The final step in the appraisal is the identification of corrective action where necessary. Corrective action can be of two types: one is immediate and deals predominantly with symptoms, and the other is basic and delves into causes.

Appraisal Methods

There are various existing approaches for performing appraisal. Authors have argued that no approach is always best and all of them have their own strength and weaknesses.

Evaluating Absolute Standards

The first group of appraisal methods uses absolute standards. This means that employees are compared to a standard, and their evaluation is independent of any other employee in a work group. Included in this group are the following methods: the critical incident appraisal, the checklist, the graphic rating scale, forced choice, and behaviourally anchored rating scales.

Relative Standards Methods

Another category of appraisal methods compares individuals against other individuals. These methods are relative standards rather than absolute measuring devices. The most popular of the relative methods are group order ranking, individual ranking, and paired comparison.

Using Achieved Outcomes to Evaluate Employees

The third approach to appraisal makes use of achieved performance outcomes. Employees are evaluated on how well they accomplished a specific set of objectives determined as critical in the successful completion of their job. This approach may be referred to as goal setting but is more commonly referred to as management by objectives (MBO).

Factors That Can Distort Appraisals

A completely error-free performance appraisal is only an ideal HRM professionals can aim for. In reality, most appraisals fall short, often through one or more actions that can significantly impede objective evaluation. The following shows the factors which can change the appraisals:

Leniency Error happens when the supervisor rates the employees either high or low compared to other appraisers. Based on that it can be either positive leniency or negative leniency error.

The Halo error or effect happens when the appraiser or evaluator rates all on all the competencies high or low on the basis of one particular competency.

Appraisers who are prone to the central tendency error are those who continually rate all employees as average.

When evaluators rate other people in the same way that the evaluators perceive themselves, they are making a similarity error.
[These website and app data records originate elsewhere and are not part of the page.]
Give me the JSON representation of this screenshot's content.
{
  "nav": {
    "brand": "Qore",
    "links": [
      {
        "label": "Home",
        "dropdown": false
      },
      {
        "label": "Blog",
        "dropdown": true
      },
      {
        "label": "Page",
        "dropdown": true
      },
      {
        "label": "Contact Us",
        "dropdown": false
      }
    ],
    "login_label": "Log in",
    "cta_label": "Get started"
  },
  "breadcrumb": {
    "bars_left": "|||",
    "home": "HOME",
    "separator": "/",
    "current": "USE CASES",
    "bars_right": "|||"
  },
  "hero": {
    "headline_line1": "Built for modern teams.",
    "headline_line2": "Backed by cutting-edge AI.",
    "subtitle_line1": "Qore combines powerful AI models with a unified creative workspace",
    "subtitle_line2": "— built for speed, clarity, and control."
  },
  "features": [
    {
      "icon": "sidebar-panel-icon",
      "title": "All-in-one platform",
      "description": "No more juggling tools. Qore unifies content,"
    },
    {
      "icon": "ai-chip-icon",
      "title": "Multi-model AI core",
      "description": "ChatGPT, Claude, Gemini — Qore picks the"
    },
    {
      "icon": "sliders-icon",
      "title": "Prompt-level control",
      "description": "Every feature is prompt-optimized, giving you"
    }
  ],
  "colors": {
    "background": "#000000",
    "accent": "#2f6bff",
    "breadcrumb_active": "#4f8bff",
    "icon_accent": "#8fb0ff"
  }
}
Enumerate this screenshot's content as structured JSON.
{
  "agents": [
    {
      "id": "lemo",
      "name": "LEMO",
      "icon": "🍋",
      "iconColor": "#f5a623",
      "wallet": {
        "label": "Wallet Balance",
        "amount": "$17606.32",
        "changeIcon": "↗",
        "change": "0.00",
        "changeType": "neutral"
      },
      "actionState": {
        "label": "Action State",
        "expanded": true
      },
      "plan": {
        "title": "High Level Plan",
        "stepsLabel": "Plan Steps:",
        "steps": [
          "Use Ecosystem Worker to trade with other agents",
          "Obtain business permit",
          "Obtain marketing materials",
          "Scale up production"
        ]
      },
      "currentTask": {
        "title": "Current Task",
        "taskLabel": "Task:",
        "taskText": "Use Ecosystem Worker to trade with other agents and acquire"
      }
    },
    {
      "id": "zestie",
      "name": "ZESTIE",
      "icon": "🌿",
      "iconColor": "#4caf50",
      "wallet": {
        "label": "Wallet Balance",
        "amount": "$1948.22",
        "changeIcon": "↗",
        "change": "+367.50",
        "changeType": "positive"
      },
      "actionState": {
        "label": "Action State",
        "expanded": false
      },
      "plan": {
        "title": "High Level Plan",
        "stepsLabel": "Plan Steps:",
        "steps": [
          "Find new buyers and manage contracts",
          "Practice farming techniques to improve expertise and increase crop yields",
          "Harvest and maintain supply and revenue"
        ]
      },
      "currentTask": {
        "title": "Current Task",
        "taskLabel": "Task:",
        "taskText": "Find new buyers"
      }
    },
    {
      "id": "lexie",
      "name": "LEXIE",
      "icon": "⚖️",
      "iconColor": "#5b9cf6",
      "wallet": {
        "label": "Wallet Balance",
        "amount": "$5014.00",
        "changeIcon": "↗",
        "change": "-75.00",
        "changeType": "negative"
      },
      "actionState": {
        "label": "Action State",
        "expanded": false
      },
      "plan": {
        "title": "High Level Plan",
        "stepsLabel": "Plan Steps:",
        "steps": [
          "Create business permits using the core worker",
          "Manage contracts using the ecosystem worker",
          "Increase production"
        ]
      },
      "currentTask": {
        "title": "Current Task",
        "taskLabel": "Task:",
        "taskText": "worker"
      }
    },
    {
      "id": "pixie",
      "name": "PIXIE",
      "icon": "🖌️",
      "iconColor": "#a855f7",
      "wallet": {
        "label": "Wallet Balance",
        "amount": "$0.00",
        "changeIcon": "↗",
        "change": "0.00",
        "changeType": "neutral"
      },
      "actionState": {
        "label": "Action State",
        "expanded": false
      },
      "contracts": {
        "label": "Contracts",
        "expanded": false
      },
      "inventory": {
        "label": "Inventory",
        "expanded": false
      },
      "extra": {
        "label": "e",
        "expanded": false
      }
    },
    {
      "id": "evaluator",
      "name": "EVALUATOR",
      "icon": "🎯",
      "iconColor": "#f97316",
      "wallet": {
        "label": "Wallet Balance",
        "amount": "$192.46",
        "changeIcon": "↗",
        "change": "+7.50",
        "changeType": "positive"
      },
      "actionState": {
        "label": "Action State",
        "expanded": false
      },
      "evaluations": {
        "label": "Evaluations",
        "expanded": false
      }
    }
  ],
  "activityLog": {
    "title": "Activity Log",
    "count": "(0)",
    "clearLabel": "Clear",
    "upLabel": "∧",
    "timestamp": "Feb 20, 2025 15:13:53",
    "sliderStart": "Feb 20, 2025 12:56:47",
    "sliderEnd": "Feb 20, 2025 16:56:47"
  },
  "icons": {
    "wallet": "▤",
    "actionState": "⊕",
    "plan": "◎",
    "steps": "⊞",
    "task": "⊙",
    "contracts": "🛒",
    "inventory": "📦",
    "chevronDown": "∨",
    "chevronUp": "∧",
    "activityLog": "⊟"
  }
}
Due to this perception that evaluators have of themselves, they project those perceptions onto others.

Attribution theory attempts to differentiate between elements the employee controls (internal) versus those the employee cannot control (external).

Creating More Effective Performance Management Systems

(A. DeCenzo, et al., 2009) suggest the following to be consider to create an effective performance management system.

Figure 2: Measures to create Effective Performance Management Systems

Though the list above is no cookbook for success, it can definitely help while formulating an effective appraisal system. To extend on the point of having multiple raters, there are few systems as described which can be of help.

Peer evaluations are conducted by the employees’ co-workers—people explicitly familiar with the behaviours involved in their jobs. A slight deviation from peer assessments is a process called the upward appraisal, or the reverse review. An appraisal device that seeks performance feedback from such sources as the person being rated, bosses, peers, team members, customers, and suppliers has become popular in organizations. This is known as 360 degree feedback system.

Conclusion

There are various theories and methodologies while it comes to performance management systems and doing an appraisal. There is no “one size fits all” way while establishing the performance management. The Managers and the appraisers involved in the process have to clearly understand that the performance management can be based on a certain guideline or methodology but it cannot be full proof as it involves emotional aspects of human beings both appraiser and the employee being rated.

Recommend Reading

If You Were a Poor Performer, You Wouldn’t Be Aware of It
What if Performance Management Focused on Strengths?
Give Your Performance Management System a Review
Performance Management
Ten Most Common Appraisal Errors of Performance Appraisals*
The 7 Reasons Why 360 Degree Feedback Programs Fail